to justify itself. There's still a lot to complain aboutsome
films with strong European connections are shortchanged or ignored
altogetherbut there's a great deal of top-of-the-line Disney
material. In the Pinocchio section alone, there are plaster
models of major characters like Jiminy Cricket and Stromboli (I
remember the wonderful Monstro model very well from my Library of
Congress exhibit), and Gustaf Tenggren's watercolors, so perfect
in their storybook atmosphere. Ahead lie Mary Blair's colorful sketches
for Alice in Wonderlandappealing on their own terms,
however questionable as cartoon designsand David Hall's much
earlier and very different drawings for Peter Pan. And then
there are Eyvind Earle's bejeweled background paintings for Sleeping
If, like me, you find the best Disney films fascinating and even
the lesser films worthy of close study, there is much to admire.
What a pity that the exhibition whispers a negative message, that
the artwork, and the films for which it was made, are really rather
A few years ago, I wrote about what I called "Disneyism":
defining the best qualities of the Disney films in terms that foreclose
discussion of what actually makes the films worth watching. Similar
thinking is visible in "Il Était Une Fois,"
which neglects almost entirely the central achievement of the Disney
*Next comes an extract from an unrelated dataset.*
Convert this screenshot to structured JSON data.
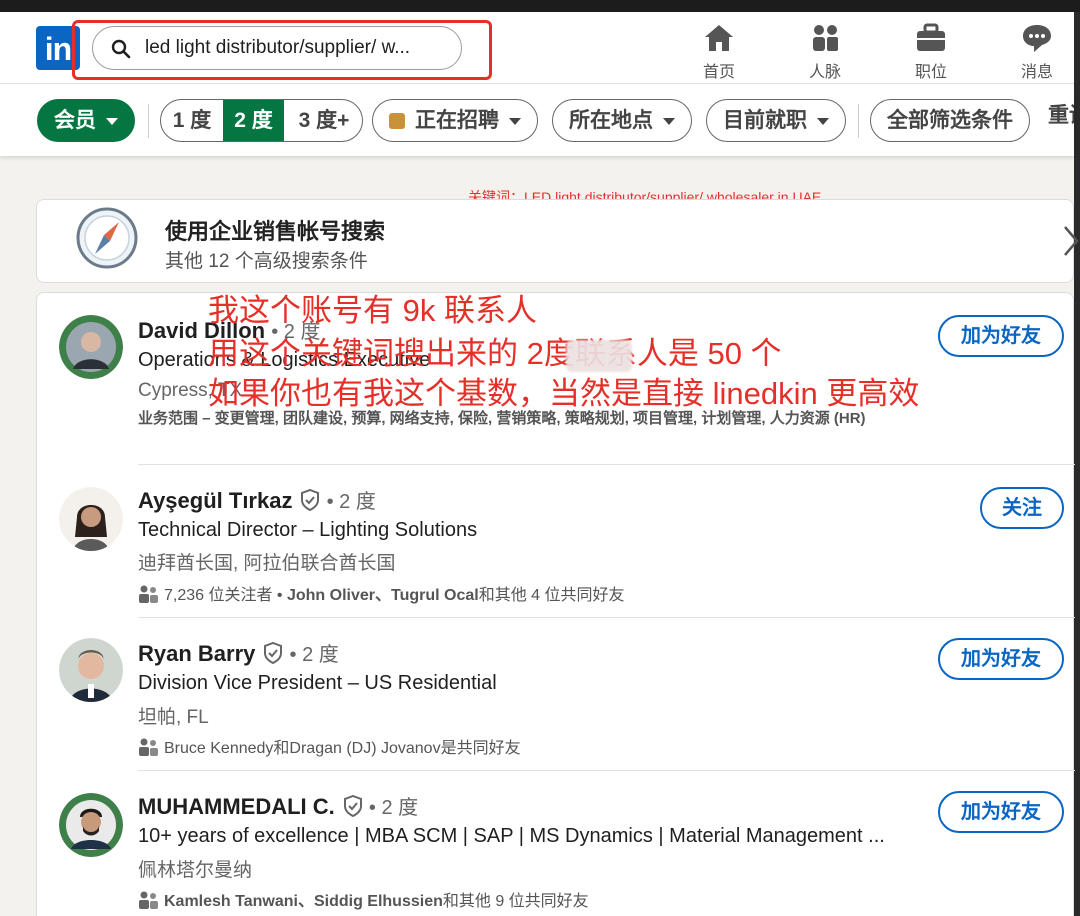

filmsthe creation of a new and tremendously potent kind of
figural artas it tries to determine what "inspired"
this or that background painting. As always, I'm amazed by how readily
orthodox Disneyism and its adherents, at the Walt Disney Company
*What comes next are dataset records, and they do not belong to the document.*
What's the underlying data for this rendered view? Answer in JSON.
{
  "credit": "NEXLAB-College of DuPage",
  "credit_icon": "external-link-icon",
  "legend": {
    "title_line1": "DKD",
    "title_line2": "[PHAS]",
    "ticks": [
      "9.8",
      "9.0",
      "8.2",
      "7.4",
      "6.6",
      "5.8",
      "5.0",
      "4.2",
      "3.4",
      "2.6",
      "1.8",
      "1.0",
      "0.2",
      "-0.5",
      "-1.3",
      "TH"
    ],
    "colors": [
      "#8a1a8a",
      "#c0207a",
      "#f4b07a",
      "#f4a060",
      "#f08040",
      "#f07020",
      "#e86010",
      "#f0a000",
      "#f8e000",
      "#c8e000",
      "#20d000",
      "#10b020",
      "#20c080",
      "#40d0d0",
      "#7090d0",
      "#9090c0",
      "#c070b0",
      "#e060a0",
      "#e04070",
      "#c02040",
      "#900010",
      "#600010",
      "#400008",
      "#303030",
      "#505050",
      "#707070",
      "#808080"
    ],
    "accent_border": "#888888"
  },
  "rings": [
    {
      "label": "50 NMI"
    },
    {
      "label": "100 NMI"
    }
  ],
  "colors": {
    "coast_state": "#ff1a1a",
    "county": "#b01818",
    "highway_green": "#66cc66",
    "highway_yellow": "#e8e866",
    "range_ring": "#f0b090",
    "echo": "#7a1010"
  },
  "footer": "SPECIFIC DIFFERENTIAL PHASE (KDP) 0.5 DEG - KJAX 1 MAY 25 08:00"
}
and outside it, can absorb something like the Paris exhibition,
or Neal Gabler's
Walt Disney biography, and then proceed as if such things will
not, in their ultimate effect, diminish the reputations of Walt
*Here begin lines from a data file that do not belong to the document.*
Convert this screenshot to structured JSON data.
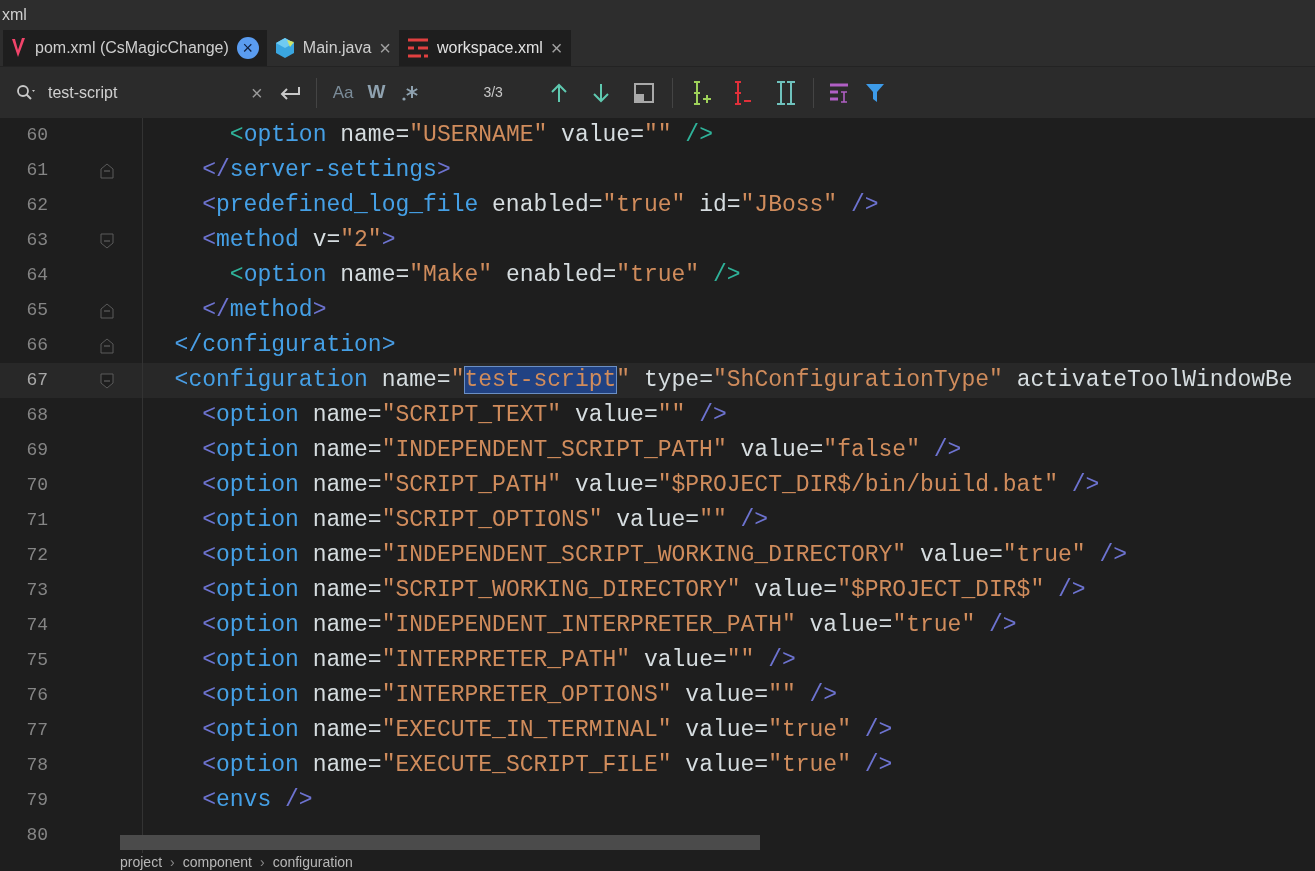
{
  "window": {
    "title": "xml"
  },
  "tabs": [
    {
      "label": "pom.xml (CsMagicChange)",
      "kind": "letter",
      "close": "×",
      "selected": false,
      "hovered": true
    },
    {
      "label": "Main.java",
      "kind": "cube",
      "close": "×",
      "selected": false,
      "hovered": false
    },
    {
      "label": "workspace.xml",
      "kind": "stripes",
      "close": "×",
      "selected": true,
      "hovered": false
    }
  ],
  "search": {
    "value": "test-script",
    "clear": "×",
    "match_case": "Aa",
    "words": "W",
    "count": "3/3"
  },
  "editor": {
    "lines": [
      {
        "number": "60",
        "kind": "plain",
        "current": false,
        "tokens": [
          {
            "kind": "inner",
            "text": "      <"
          },
          {
            "kind": "tag",
            "text": "option"
          },
          {
            "kind": "attr",
            "text": " name="
          },
          {
            "kind": "value",
            "text": "\"USERNAME\""
          },
          {
            "kind": "attr",
            "text": " value="
          },
          {
            "kind": "value",
            "text": "\"\""
          },
          {
            "kind": "inner",
            "text": " />"
          }
        ]
      },
      {
        "number": "61",
        "kind": "closer",
        "current": false,
        "tokens": [
          {
            "kind": "middle",
            "text": "    </"
          },
          {
            "kind": "tag",
            "text": "server-settings"
          },
          {
            "kind": "middle",
            "text": ">"
          }
        ]
      },
      {
        "number": "62",
        "kind": "plain",
        "current": false,
        "tokens": [
          {
            "kind": "middle",
            "text": "    <"
          },
          {
            "kind": "tag",
            "text": "predefined_log_file"
          },
          {
            "kind": "attr",
            "text": " enabled="
          },
          {
            "kind": "value",
            "text": "\"true\""
          },
          {
            "kind": "attr",
            "text": " id="
          },
          {
            "kind": "value",
            "text": "\"JBoss\""
          },
          {
            "kind": "middle",
            "text": " />"
          }
        ]
      },
      {
        "number": "63",
        "kind": "opener",
        "current": false,
        "tokens": [
          {
            "kind": "middle",
            "text": "    <"
          },
          {
            "kind": "tag",
            "text": "method"
          },
          {
            "kind": "attr",
            "text": " v="
          },
          {
            "kind": "value",
            "text": "\"2\""
          },
          {
            "kind": "middle",
            "text": ">"
          }
        ]
      },
      {
        "number": "64",
        "kind": "plain",
        "current": false,
        "tokens": [
          {
            "kind": "inner",
            "text": "      <"
          },
          {
            "kind": "tag",
            "text": "option"
          },
          {
            "kind": "attr",
            "text": " name="
          },
          {
            "kind": "value",
            "text": "\"Make\""
          },
          {
            "kind": "attr",
            "text": " enabled="
          },
          {
            "kind": "value",
            "text": "\"true\""
          },
          {
            "kind": "inner",
            "text": " />"
          }
        ]
      },
      {
        "number": "65",
        "kind": "closer",
        "current": false,
        "tokens": [
          {
            "kind": "middle",
            "text": "    </"
          },
          {
            "kind": "tag",
            "text": "method"
          },
          {
            "kind": "middle",
            "text": ">"
          }
        ]
      },
      {
        "number": "66",
        "kind": "closer",
        "current": false,
        "tokens": [
          {
            "kind": "outer",
            "text": "  </"
          },
          {
            "kind": "tag",
            "text": "configuration"
          },
          {
            "kind": "outer",
            "text": ">"
          }
        ]
      },
      {
        "number": "67",
        "kind": "opener",
        "current": true,
        "tokens": [
          {
            "kind": "outer",
            "text": "  <"
          },
          {
            "kind": "tag",
            "text": "configuration"
          },
          {
            "kind": "attr",
            "text": " name="
          },
          {
            "kind": "value",
            "text": "\""
          },
          {
            "kind": "match",
            "text": "test-script"
          },
          {
            "kind": "value",
            "text": "\""
          },
          {
            "kind": "attr",
            "text": " type="
          },
          {
            "kind": "value",
            "text": "\"ShConfigurationType\""
          },
          {
            "kind": "attr",
            "text": " activateToolWindowBe"
          }
        ]
      },
      {
        "number": "68",
        "kind": "plain",
        "current": false,
        "tokens": [
          {
            "kind": "middle",
            "text": "    <"
          },
          {
            "kind": "tag",
            "text": "option"
          },
          {
            "kind": "attr",
            "text": " name="
          },
          {
            "kind": "value",
            "text": "\"SCRIPT_TEXT\""
          },
          {
            "kind": "attr",
            "text": " value="
          },
          {
            "kind": "value",
            "text": "\"\""
          },
          {
            "kind": "middle",
            "text": " />"
          }
        ]
      },
      {
        "number": "69",
        "kind": "plain",
        "current": false,
        "tokens": [
          {
            "kind": "middle",
            "text": "    <"
          },
          {
            "kind": "tag",
            "text": "option"
          },
          {
            "kind": "attr",
            "text": " name="
          },
          {
            "kind": "value",
            "text": "\"INDEPENDENT_SCRIPT_PATH\""
          },
          {
            "kind": "attr",
            "text": " value="
          },
          {
            "kind": "value",
            "text": "\"false\""
          },
          {
            "kind": "middle",
            "text": " />"
          }
        ]
      },
      {
        "number": "70",
        "kind": "plain",
        "current": false,
        "tokens": [
          {
            "kind": "middle",
            "text": "    <"
          },
          {
            "kind": "tag",
            "text": "option"
          },
          {
            "kind": "attr",
            "text": " name="
          },
          {
            "kind": "value",
            "text": "\"SCRIPT_PATH\""
          },
          {
            "kind": "attr",
            "text": " value="
          },
          {
            "kind": "value",
            "text": "\"$PROJECT_DIR$/bin/build.bat\""
          },
          {
            "kind": "middle",
            "text": " />"
          }
        ]
      },
      {
        "number": "71",
        "kind": "plain",
        "current": false,
        "tokens": [
          {
            "kind": "middle",
            "text": "    <"
          },
          {
            "kind": "tag",
            "text": "option"
          },
          {
            "kind": "attr",
            "text": " name="
          },
          {
            "kind": "value",
            "text": "\"SCRIPT_OPTIONS\""
          },
          {
            "kind": "attr",
            "text": " value="
          },
          {
            "kind": "value",
            "text": "\"\""
          },
          {
            "kind": "middle",
            "text": " />"
          }
        ]
      },
      {
        "number": "72",
        "kind": "plain",
        "current": false,
        "tokens": [
          {
            "kind": "middle",
            "text": "    <"
          },
          {
            "kind": "tag",
            "text": "option"
          },
          {
            "kind": "attr",
            "text": " name="
          },
          {
            "kind": "value",
            "text": "\"INDEPENDENT_SCRIPT_WORKING_DIRECTORY\""
          },
          {
            "kind": "attr",
            "text": " value="
          },
          {
            "kind": "value",
            "text": "\"true\""
          },
          {
            "kind": "middle",
            "text": " />"
          }
        ]
      },
      {
        "number": "73",
        "kind": "plain",
        "current": false,
        "tokens": [
          {
            "kind": "middle",
            "text": "    <"
          },
          {
            "kind": "tag",
            "text": "option"
          },
          {
            "kind": "attr",
            "text": " name="
          },
          {
            "kind": "value",
            "text": "\"SCRIPT_WORKING_DIRECTORY\""
          },
          {
            "kind": "attr",
            "text": " value="
          },
          {
            "kind": "value",
            "text": "\"$PROJECT_DIR$\""
          },
          {
            "kind": "middle",
            "text": " />"
          }
        ]
      },
      {
        "number": "74",
        "kind": "plain",
        "current": false,
        "tokens": [
          {
            "kind": "middle",
            "text": "    <"
          },
          {
            "kind": "tag",
            "text": "option"
          },
          {
            "kind": "attr",
            "text": " name="
          },
          {
            "kind": "value",
            "text": "\"INDEPENDENT_INTERPRETER_PATH\""
          },
          {
            "kind": "attr",
            "text": " value="
          },
          {
            "kind": "value",
            "text": "\"true\""
          },
          {
            "kind": "middle",
            "text": " />"
          }
        ]
      },
      {
        "number": "75",
        "kind": "plain",
        "current": false,
        "tokens": [
          {
            "kind": "middle",
            "text": "    <"
          },
          {
            "kind": "tag",
            "text": "option"
          },
          {
            "kind": "attr",
            "text": " name="
          },
          {
            "kind": "value",
            "text": "\"INTERPRETER_PATH\""
          },
          {
            "kind": "attr",
            "text": " value="
          },
          {
            "kind": "value",
            "text": "\"\""
          },
          {
            "kind": "middle",
            "text": " />"
          }
        ]
      },
      {
        "number": "76",
        "kind": "plain",
        "current": false,
        "tokens": [
          {
            "kind": "middle",
            "text": "    <"
          },
          {
            "kind": "tag",
            "text": "option"
          },
          {
            "kind": "attr",
            "text": " name="
          },
          {
            "kind": "value",
            "text": "\"INTERPRETER_OPTIONS\""
          },
          {
            "kind": "attr",
            "text": " value="
          },
          {
            "kind": "value",
            "text": "\"\""
          },
          {
            "kind": "middle",
            "text": " />"
          }
        ]
      },
      {
        "number": "77",
        "kind": "plain",
        "current": false,
        "tokens": [
          {
            "kind": "middle",
            "text": "    <"
          },
          {
            "kind": "tag",
            "text": "option"
          },
          {
            "kind": "attr",
            "text": " name="
          },
          {
            "kind": "value",
            "text": "\"EXECUTE_IN_TERMINAL\""
          },
          {
            "kind": "attr",
            "text": " value="
          },
          {
            "kind": "value",
            "text": "\"true\""
          },
          {
            "kind": "middle",
            "text": " />"
          }
        ]
      },
      {
        "number": "78",
        "kind": "plain",
        "current": false,
        "tokens": [
          {
            "kind": "middle",
            "text": "    <"
          },
          {
            "kind": "tag",
            "text": "option"
          },
          {
            "kind": "attr",
            "text": " name="
          },
          {
            "kind": "value",
            "text": "\"EXECUTE_SCRIPT_FILE\""
          },
          {
            "kind": "attr",
            "text": " value="
          },
          {
            "kind": "value",
            "text": "\"true\""
          },
          {
            "kind": "middle",
            "text": " />"
          }
        ]
      },
      {
        "number": "79",
        "kind": "plain",
        "current": false,
        "tokens": [
          {
            "kind": "middle",
            "text": "    <"
          },
          {
            "kind": "tag",
            "text": "envs"
          },
          {
            "kind": "middle",
            "text": " />"
          }
        ]
      },
      {
        "number": "80",
        "kind": "plain",
        "current": false
      }
    ]
  },
  "breadcrumbs": [
    {
      "label": "project"
    },
    {
      "separator": "›",
      "label": "component"
    },
    {
      "separator": "›",
      "label": "configuration"
    }
  ]
}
Disney and his best works.
I remember being startled a few years ago when I was reading Walt
Disney's Nine Old Men: The Art of Animation, John Canemaker's
very well-researched collection of biographies of the famous Disney
animators. In the chapter on Ward Kimball, Canemaker quotes a Disney
studio memorandum in which Eric Larson, another of the nine, remembered
being with a psychologist friend when they encountered Kimball,
who was dressed in typically gaudy and eccentric attire. The psychologist,
Larson wrote, "motioned toward Kimball and said: 'There's a
guy with the biggest inferiority complex I've ever seen.'"
What a departure from the orthodox depiction of Kimball as a madcap
genius! There's nothing new in the idea that great art can grow
out of mental disturbances of one kind or another; but what about
great animation? Kimball's animation in the 1940s and early 1950s
is, for my money, far more exciting than that of most of his colleagueswould
it be as good if he hadn't had that inferiority complex that Larson's
friend spotted? And what about other people,
at other studios, like Bob Clampett and Rod Scribner, whose work
was comparably unconventional?
That line of inquiry would have limited potential, obviously,
but the results could be interesting (for an example of a highly
regarded survey of the quirks of artists of other kinds, click here).
How much more stimulating it would be to read a well-informedthe
critical qualifieressay of that sort, as opposed to all the
orthodox Disneyist bromides that are merely longer versions of this
recent peroration by John Culhane in a letter to the New York
Times: "In personality, Mickey, like Walt, was genuine,
cheerful, enthusiastic, humble, confident, versatile, adventurous,
clever, charismatic and, above all, warm." Yes, and they both
To get back to "Il Était Une Fois," or,
as we can say now that the exhibit is about to open in bilingual
Canada with an English-language
catalog, "Once Upon a Time... Walt Disney." In sum:
anyone who cares about the Disney films should make every effort
to get to Montréal to see the exhibition. Just ignore what
the curators tell you is important about what you're seeing.
[Posted January 8, 2007; introduction updated July 9, 2007]